Supporting your teen to stay safe during COVID-19
We’re in uncertain and challenging times because of COVID-19. Parents are making significant decisions to ensure the safety and wellbeing of their children in a rapidly changing environment.
Shifting away from established routines and adapting to a new way of life has been stressful for parents. For parents with teens, there is the added challenge of knowing how to respond to their children’s continued desire to socialise with their friends in person, just like they’ve always done.
We have put together some tips below to support you with this challenge.
1. Look after your wellbeing
The best thing you can do for your teenager, and something you have control over, is to make sure you are taking care of yourself. Worrying about the current situation and living with uncertainty can cause feelings of stress, which will impact your capacity as a parent. Managing your stress will put you in a much better position to be present for and support your teen. Think about how you can look after your mental wellbeing.
2. Be aware of your reactions
Check-in with yourself about how you are feeling before entering conversations with your teen. Heightened stress and worry can make it harder to tune in to your teen's thoughts, feelings and needs. Stress is contagious, meaning it can lead to increased conflict in communication. Modelling calmness will support more positive communication with your teen and also support them with their feelings.
3. Be a role-model
Check you are modelling what you expect of your teen. Talk about why you are practicing physical distancing. You could say, for example, “It’s hard not seeing my friends, I miss them, but it's important to follow the experts’ advice to support the safety of ourselves and others.”
Verbalising what managing feelings and self-care looks like is also effective. For example, say something like, “I’m going to sit outside with a cup of tea as I’m starting to feel a little agitated,” or, “I notice I have a short fuse right now, I’m going to go and do some deep breathing.”
4. Listen and acknowledge their feelings….and don’t take it personally
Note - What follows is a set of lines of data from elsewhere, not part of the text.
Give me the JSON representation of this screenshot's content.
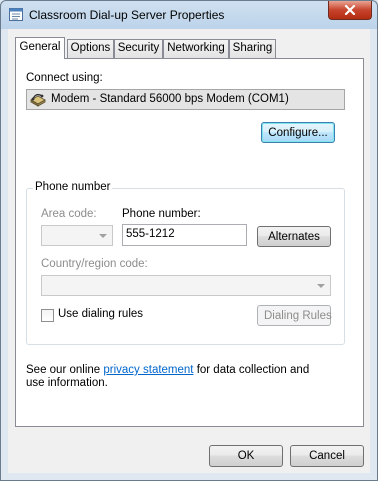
{
  "window": {
    "title": "Classroom Dial-up Server Properties"
  },
  "tabs": [
    {
      "label": "General",
      "active": true
    },
    {
      "label": "Options",
      "active": false
    },
    {
      "label": "Security",
      "active": false
    },
    {
      "label": "Networking",
      "active": false
    },
    {
      "label": "Sharing",
      "active": false
    }
  ],
  "general": {
    "connect_using_label": "Connect using:",
    "device_name": "Modem - Standard 56000 bps Modem (COM1)",
    "configure_label": "Configure...",
    "phone_group_title": "Phone number",
    "area_code_label": "Area code:",
    "area_code_value": "",
    "phone_number_label": "Phone number:",
    "phone_number_value": "555-1212",
    "alternates_label": "Alternates",
    "country_label": "Country/region code:",
    "country_value": "",
    "dialing_rules_checkbox_label": "Use dialing rules",
    "dialing_rules_checked": false,
    "dialing_rules_button_label": "Dialing Rules",
    "info_prefix": "See our online ",
    "info_link": "privacy statement",
    "info_suffix": " for data collection and use information."
  },
  "footer": {
    "ok_label": "OK",
    "cancel_label": "Cancel"
  },
  "colors": {
    "link": "#0066cc",
    "focus_button": "#bee6fd",
    "close_button": "#c7432b"
  }
}
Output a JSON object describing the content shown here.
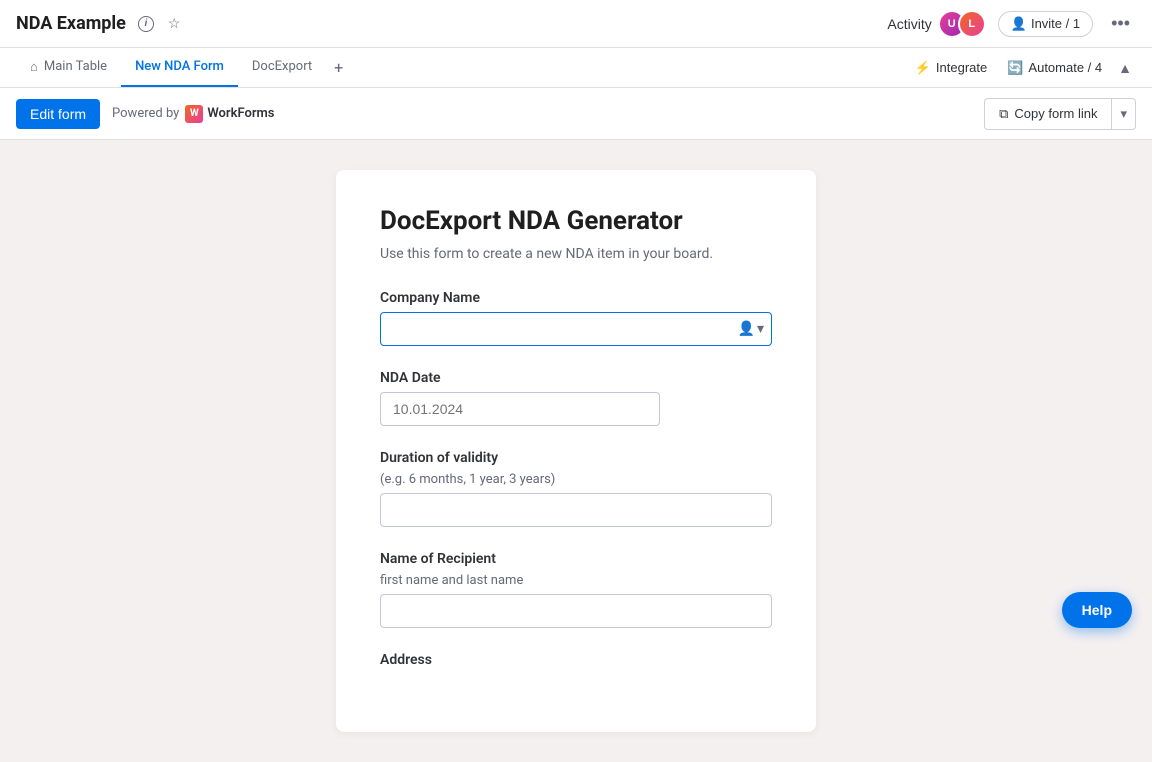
{
  "app": {
    "title": "NDA Example",
    "info_icon": "ℹ",
    "star_icon": "☆"
  },
  "header": {
    "activity_label": "Activity",
    "invite_label": "Invite / 1",
    "more_icon": "•••",
    "avatars": [
      "U",
      "L"
    ]
  },
  "tabs": {
    "items": [
      {
        "label": "Main Table",
        "icon": "⌂",
        "active": false
      },
      {
        "label": "New NDA Form",
        "icon": "",
        "active": true
      },
      {
        "label": "DocExport",
        "icon": "",
        "active": false
      }
    ],
    "add_label": "+",
    "integrate_label": "Integrate",
    "automate_label": "Automate / 4",
    "collapse_icon": "▲"
  },
  "form_toolbar": {
    "edit_form_label": "Edit form",
    "powered_by_label": "Powered by",
    "workforms_label": "WorkForms",
    "copy_link_icon": "⧉",
    "copy_link_label": "Copy form link",
    "dropdown_icon": "▾"
  },
  "form": {
    "title": "DocExport NDA Generator",
    "description": "Use this form to create a new NDA item in your board.",
    "fields": [
      {
        "id": "company_name",
        "label": "Company Name",
        "sublabel": "",
        "placeholder": "",
        "type": "text_with_icon",
        "active": true
      },
      {
        "id": "nda_date",
        "label": "NDA Date",
        "sublabel": "",
        "placeholder": "10.01.2024",
        "type": "date",
        "active": false
      },
      {
        "id": "duration_of_validity",
        "label": "Duration of validity",
        "sublabel": "(e.g. 6 months, 1 year, 3 years)",
        "placeholder": "",
        "type": "text",
        "active": false
      },
      {
        "id": "name_of_recipient",
        "label": "Name of Recipient",
        "sublabel": "first name and last name",
        "placeholder": "",
        "type": "text",
        "active": false
      },
      {
        "id": "address",
        "label": "Address",
        "sublabel": "",
        "placeholder": "",
        "type": "text",
        "active": false
      }
    ]
  },
  "help_btn": {
    "label": "Help"
  }
}
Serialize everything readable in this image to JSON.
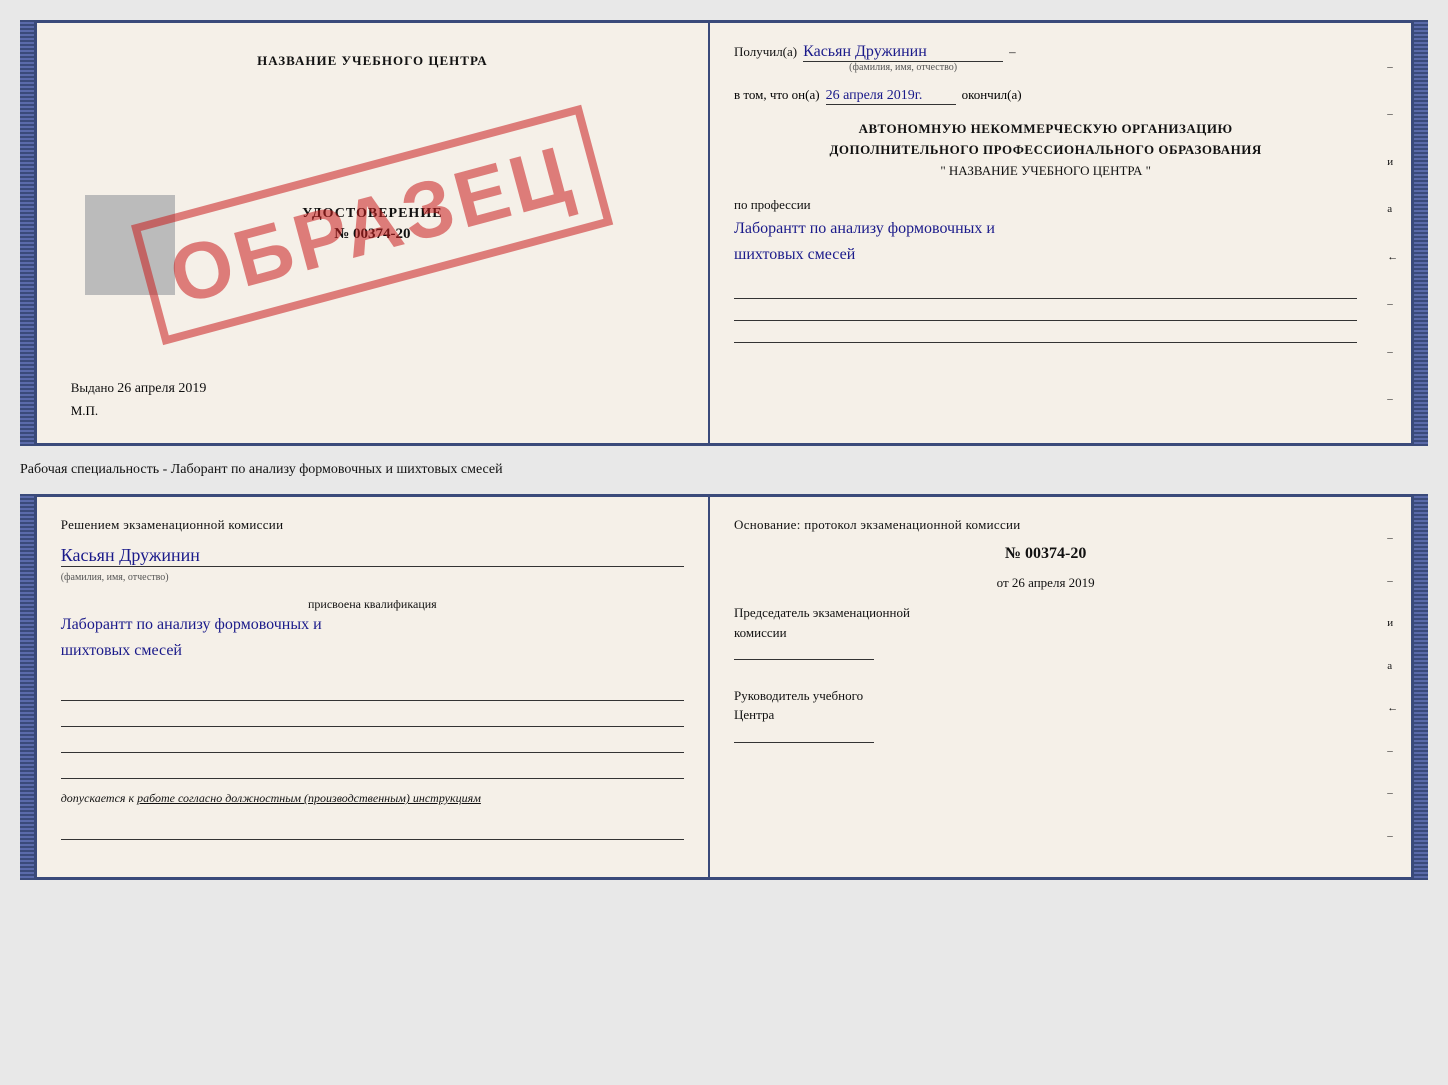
{
  "top_doc": {
    "left": {
      "title": "НАЗВАНИЕ УЧЕБНОГО ЦЕНТРА",
      "stamp_text": "ОБРАЗЕЦ",
      "udostoverenie_label": "УДОСТОВЕРЕНИЕ",
      "udostoverenie_number": "№ 00374-20",
      "vydano_label": "Выдано",
      "vydano_date": "26 апреля 2019",
      "mp_label": "М.П."
    },
    "right": {
      "poluchil_label": "Получил(а)",
      "poluchil_name": "Касьян Дружинин",
      "poluchil_subtitle": "(фамилия, имя, отчество)",
      "dash": "–",
      "vtom_label": "в том, что он(а)",
      "vtom_date": "26 апреля 2019г.",
      "okonchil_label": "окончил(а)",
      "org_line1": "АВТОНОМНУЮ НЕКОММЕРЧЕСКУЮ ОРГАНИЗАЦИЮ",
      "org_line2": "ДОПОЛНИТЕЛЬНОГО ПРОФЕССИОНАЛЬНОГО ОБРАЗОВАНИЯ",
      "org_line3": "\"  НАЗВАНИЕ УЧЕБНОГО ЦЕНТРА  \"",
      "po_professii_label": "по профессии",
      "profession_name": "Лаборантт по анализу формовочных и",
      "profession_name2": "шихтовых смесей"
    }
  },
  "middle": {
    "text": "Рабочая специальность - Лаборант по анализу формовочных и шихтовых смесей"
  },
  "bottom_doc": {
    "left": {
      "resheniem_label": "Решением  экзаменационной  комиссии",
      "name": "Касьян Дружинин",
      "name_subtitle": "(фамилия, имя, отчество)",
      "prisvoena_label": "присвоена квалификация",
      "qualification": "Лаборантт по анализу формовочных и",
      "qualification2": "шихтовых смесей",
      "dopuskaetsya_prefix": "допускается к",
      "dopuskaetsya_text": "работе согласно должностным (производственным) инструкциям"
    },
    "right": {
      "osnovanie_label": "Основание: протокол экзаменационной  комиссии",
      "protocol_number": "№  00374-20",
      "ot_label": "от",
      "ot_date": "26 апреля 2019",
      "predsedatel_line1": "Председатель экзаменационной",
      "predsedatel_line2": "комиссии",
      "rukovoditel_line1": "Руководитель учебного",
      "rukovoditel_line2": "Центра"
    }
  },
  "side_marks": {
    "items": [
      "–",
      "–",
      "и",
      "а",
      "←",
      "–",
      "–",
      "–"
    ]
  }
}
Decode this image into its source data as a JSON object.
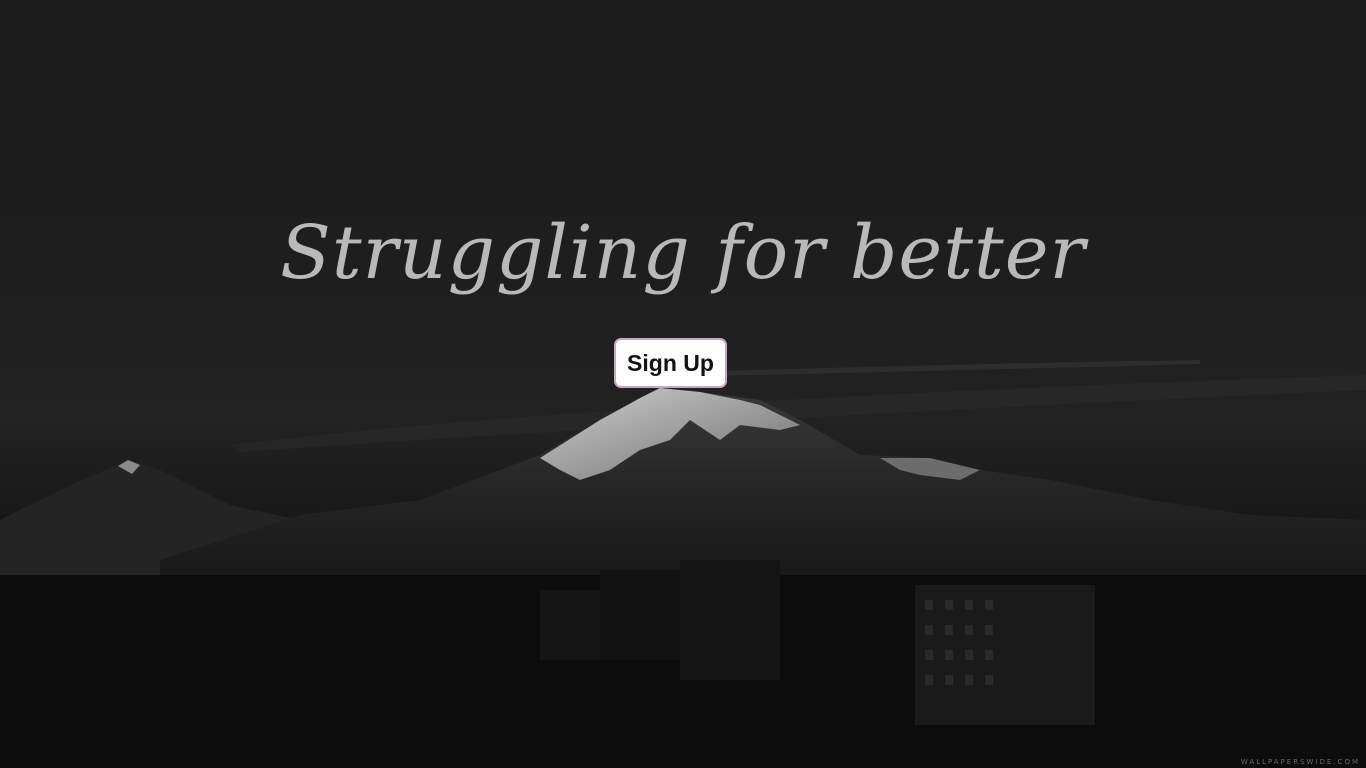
{
  "hero": {
    "tagline": "Struggling for better",
    "signup_label": "Sign Up",
    "background": "dark mountain landscape (black and white)"
  },
  "watermark": "WALLPAPERSWIDE.COM",
  "colors": {
    "tagline": "#b9b9b9",
    "button_bg": "#ffffff",
    "button_border": "#c9a7c4",
    "button_text": "#121212"
  }
}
Nothing like COVID-19 has happened in any of our lifetimes and your teen is likely to be experiencing a range of emotions. If your teen expresses their feelings, resist the urge to try and fix them, minimise their feelings or what is happening, or reassure them everything is okay. Instead, go to your teen, listen to them and let them know you get it. This will validate that what they are feeling is understandable and makes sense, which should provide them with some comfort.
Friends and a sense of belonging in adolescence is highly important, so being told to physically distance from friends is counter-intuitive and can cause them to feel stressed. Understand their frustration over being asked to not see friends. Remember, they are missing out on multiple things, some of which they won’t get the chance to experience again, which isn’t easy to accept.
5. Communicate…and know the facts
Explain the reason you want your teen to practice physical (social) distancing, linking it to the safety of both themselves, your family and the broader community. Be honest, communicating in a way your teen can understand and handle emotionally.
There’s a lot of information out there, so be curious about what your teen knows or has heard, and ensure that it is based on a reliable source. Correct any incorrect information they may have heard or read, remembering it’s okay to let your teen know if you don’t know the answer.
If your teen sees other children their age living by less restrictive social distancing measures, you can say something like, “I know other teens may be out, but we can’t support that choice because it doesn’t fit with what health experts are recommending for people to keep safe.”
6. Remember their developmental needs and support them to problem solve
The prefrontal cortex is not fully developed until around the age of 25 which leaves many teens unlikely to consider consequences like an adult. They are dealing with strong impulses to be social and in the moment and are still developing self-control. Adolescence also brings a developmental need to seek increased independence and autonomy – increased time at home with parents can feel the opposite of this to them.
Offer as much independence at home as developmentally appropriate, giving them an amount of freedom. For many teens, removing their choice can set-up conflict and rebellion, so rather than telling or instructing, ask them questions and give them choices. You can say things like, “We’re all having to find new ways to keep in touch with people. Given the importance of physical distancing, how are you planning on connecting with friends?” or, “I get that physical distancing feels tricky, how can we help you to connect with your friends safely?”
Try to be flexible about ways to help them feel connected to people and events they are missing. Encourage them to stay connected to their friends virtually, rather than going out, reminding them they are helping support people's safety. Whatever happens, try to avoid punishing your teen by taking away their devices, as this might make them feel isolated and increase their desire to meet up with friends.
7. See opportunity and remind them of their strengths
Use the opportunity of more time at home together to enhance your relationship with your teen. Think about ways to connect with them, as strengthening your bond can help you have more influence in their life. Encourage their strengths and interests at home to support them through this time.
If you would like some one-on-one support with a challenge you are experiencing while parenting your teen try our One-on-One Support.
Additional Useful links
This story was written and provided by Afra Durance, Child and Family Practitioner at The Benevolent Society. Afra coaches parents through The ReachOut Parents One-to-One Support Program, delivered by ReachOut Australia and The Benevolent Society. Find out more about this partnership here.